== Material provided ==
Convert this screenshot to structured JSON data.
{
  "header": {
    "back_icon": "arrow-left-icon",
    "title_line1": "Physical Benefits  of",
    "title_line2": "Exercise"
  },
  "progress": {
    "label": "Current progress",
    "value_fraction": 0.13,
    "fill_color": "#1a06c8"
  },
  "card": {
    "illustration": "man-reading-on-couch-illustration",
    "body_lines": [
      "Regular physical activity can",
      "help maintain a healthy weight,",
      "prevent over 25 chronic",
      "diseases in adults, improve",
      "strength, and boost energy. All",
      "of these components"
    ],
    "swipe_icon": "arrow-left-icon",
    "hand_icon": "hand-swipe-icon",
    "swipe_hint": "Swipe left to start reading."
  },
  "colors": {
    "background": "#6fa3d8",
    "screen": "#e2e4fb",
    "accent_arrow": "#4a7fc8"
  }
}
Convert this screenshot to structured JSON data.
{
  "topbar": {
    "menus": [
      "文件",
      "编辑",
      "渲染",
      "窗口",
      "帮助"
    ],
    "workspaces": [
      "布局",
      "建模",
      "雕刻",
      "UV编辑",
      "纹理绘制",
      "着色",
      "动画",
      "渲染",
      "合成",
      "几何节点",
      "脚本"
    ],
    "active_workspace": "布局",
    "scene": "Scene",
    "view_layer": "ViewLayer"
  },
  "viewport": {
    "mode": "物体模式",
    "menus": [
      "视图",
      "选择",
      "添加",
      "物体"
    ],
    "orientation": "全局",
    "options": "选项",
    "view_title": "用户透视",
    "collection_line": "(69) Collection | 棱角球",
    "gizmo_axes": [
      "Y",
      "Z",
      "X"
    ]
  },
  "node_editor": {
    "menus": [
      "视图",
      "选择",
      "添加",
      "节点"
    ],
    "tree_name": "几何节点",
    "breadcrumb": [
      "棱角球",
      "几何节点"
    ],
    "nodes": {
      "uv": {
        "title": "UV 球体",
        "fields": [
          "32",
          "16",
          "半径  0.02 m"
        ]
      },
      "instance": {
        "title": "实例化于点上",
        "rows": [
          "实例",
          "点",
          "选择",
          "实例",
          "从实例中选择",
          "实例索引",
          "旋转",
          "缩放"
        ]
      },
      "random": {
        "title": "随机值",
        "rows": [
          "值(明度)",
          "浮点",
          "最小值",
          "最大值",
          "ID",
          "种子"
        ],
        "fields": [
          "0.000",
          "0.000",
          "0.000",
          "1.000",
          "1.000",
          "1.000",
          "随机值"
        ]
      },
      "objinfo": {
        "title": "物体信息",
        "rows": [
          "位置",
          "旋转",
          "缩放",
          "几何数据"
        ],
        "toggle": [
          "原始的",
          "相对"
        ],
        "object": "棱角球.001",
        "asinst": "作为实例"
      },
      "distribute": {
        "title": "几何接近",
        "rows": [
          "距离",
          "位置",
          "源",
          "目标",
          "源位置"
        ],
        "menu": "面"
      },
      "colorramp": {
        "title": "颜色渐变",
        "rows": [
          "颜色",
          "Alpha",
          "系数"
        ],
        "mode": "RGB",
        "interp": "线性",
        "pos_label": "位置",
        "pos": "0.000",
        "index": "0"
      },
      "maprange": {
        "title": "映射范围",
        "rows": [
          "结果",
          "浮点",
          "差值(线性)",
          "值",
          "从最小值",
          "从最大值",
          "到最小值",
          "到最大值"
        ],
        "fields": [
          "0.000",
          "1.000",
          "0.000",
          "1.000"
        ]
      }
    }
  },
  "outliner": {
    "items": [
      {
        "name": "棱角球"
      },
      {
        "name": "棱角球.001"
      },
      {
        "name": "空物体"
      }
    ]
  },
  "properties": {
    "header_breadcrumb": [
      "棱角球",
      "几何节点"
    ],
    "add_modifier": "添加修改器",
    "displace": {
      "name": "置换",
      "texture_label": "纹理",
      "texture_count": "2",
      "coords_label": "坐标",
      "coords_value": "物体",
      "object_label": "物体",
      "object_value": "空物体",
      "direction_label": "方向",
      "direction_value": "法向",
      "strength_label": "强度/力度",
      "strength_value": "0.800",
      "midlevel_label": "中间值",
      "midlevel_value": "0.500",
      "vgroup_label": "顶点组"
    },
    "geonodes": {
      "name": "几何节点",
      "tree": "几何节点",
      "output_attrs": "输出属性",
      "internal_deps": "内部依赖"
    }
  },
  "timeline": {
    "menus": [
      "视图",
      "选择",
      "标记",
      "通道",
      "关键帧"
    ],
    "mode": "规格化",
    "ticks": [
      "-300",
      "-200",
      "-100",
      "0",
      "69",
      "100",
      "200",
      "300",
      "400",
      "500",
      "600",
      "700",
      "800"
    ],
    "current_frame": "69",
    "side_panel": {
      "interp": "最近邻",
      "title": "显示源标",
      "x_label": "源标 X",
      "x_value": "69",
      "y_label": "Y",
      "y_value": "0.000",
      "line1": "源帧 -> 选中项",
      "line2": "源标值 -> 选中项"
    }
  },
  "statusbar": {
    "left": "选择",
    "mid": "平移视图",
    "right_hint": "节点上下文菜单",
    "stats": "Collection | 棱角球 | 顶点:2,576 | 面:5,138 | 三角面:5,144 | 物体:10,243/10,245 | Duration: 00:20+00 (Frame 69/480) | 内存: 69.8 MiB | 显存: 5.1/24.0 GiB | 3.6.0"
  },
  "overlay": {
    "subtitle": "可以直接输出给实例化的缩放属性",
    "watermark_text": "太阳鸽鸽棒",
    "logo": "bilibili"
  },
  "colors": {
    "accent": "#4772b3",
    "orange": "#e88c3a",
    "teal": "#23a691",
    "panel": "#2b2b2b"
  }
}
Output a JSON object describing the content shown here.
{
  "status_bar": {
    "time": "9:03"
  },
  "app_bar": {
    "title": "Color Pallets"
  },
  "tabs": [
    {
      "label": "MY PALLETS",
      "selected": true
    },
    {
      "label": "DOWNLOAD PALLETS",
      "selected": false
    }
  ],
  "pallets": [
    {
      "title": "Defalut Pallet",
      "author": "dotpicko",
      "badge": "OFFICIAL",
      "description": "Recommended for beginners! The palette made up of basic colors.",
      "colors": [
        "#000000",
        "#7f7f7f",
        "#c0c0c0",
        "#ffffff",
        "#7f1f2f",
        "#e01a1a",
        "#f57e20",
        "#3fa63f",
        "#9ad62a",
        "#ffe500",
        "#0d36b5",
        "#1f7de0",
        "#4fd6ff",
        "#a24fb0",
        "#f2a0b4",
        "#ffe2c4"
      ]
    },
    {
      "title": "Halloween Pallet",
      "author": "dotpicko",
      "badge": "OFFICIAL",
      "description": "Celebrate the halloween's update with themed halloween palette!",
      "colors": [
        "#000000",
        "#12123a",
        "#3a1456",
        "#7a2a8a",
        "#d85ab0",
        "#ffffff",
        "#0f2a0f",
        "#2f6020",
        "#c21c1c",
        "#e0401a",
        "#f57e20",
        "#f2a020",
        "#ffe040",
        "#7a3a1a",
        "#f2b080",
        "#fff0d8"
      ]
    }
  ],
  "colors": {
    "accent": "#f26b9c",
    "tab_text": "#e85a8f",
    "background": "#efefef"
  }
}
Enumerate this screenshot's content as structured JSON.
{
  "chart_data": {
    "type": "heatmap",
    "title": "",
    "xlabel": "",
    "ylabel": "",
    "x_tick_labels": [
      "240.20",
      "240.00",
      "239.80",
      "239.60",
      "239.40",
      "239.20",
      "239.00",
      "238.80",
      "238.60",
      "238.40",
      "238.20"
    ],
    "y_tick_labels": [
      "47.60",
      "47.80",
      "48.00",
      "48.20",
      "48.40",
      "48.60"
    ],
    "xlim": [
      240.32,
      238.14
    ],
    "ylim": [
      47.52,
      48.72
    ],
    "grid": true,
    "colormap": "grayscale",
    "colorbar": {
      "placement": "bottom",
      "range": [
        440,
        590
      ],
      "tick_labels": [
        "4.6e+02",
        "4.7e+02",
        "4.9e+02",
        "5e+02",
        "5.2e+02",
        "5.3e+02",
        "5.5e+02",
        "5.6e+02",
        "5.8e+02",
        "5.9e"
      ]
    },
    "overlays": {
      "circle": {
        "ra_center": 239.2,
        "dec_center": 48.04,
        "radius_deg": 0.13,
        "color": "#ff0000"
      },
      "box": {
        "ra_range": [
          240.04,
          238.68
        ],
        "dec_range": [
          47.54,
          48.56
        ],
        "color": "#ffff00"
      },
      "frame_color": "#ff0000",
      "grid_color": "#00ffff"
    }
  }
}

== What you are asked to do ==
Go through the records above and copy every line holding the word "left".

== Exercise answer ==
    "back_icon": "arrow-left-icon",
    "swipe_icon": "arrow-left-icon",
    "swipe_hint": "Swipe left to start reading."
    "left": "选择",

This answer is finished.